- Derivation of energy expenditure from O2 consumption and CO2 production, which is called indirect calorimetry, through a choice of equations. The standard choice is the Brouwer equation with correction for not measuring metabolic Nitrogen production1, please note that also the Weir equation3 can be used. It is the researchers responsibility to choose the equation that best fits the study objective.
- Calculation of carbohydrate, fat, and protein oxidation by using oxygen consumption, carbondioxide production, and urinary nitrogen losses with the equations of Brouwer.1 To calculate nitrogen losses in urine, 24-hour urine must be collected during the stay in the respiration chamber.
The 2-step hyperinsulinemic-euglycemic clamp is the gold standard method for assessment of hepatic and peripheral (skeletal muscle) insulin sensitivity. Briefly, a cannula is inserted into a superficial dorsal hand vein for sampling of arterialized blood and in an antecubital vein of the contralateral forearm for insulin (40 mU/m2/min), glucose (20%), and glucose tracer (D2 glucose) infusion. During the first step (LOW INSULIN infusion), the insulin-mediated suppression of hepatic glucose production (hepatic insulin sensitivity) can be determined. During the second step (HIGH INSULIN infusion), the whole-body glucose disposal rate (peripheral insulin sensitivity) can be determined.
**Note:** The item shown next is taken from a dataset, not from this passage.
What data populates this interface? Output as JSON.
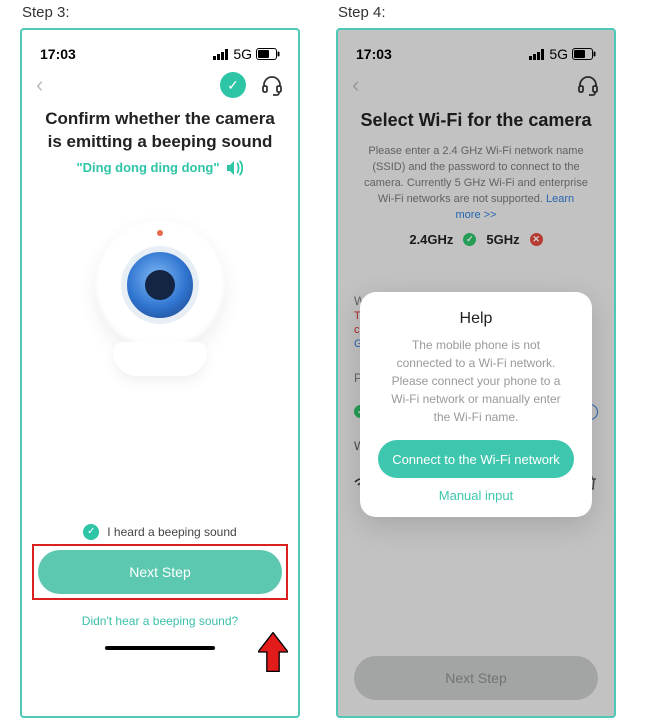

A small amount of blood is drawn from the dorsal hand vein every 5 min throughout the clamp to determine glucose concentration. The glucose infusion rate is adapted (variable 20% glucose infusion) to maintain euglycemia at 5.0 mmol/l. Based on the rate of appearance and rate of disappearance of the glucose tracer during the steady-state of each step (last 30 min of each step), hepatic and peripheral insulin sensitivity can be determined, respectively.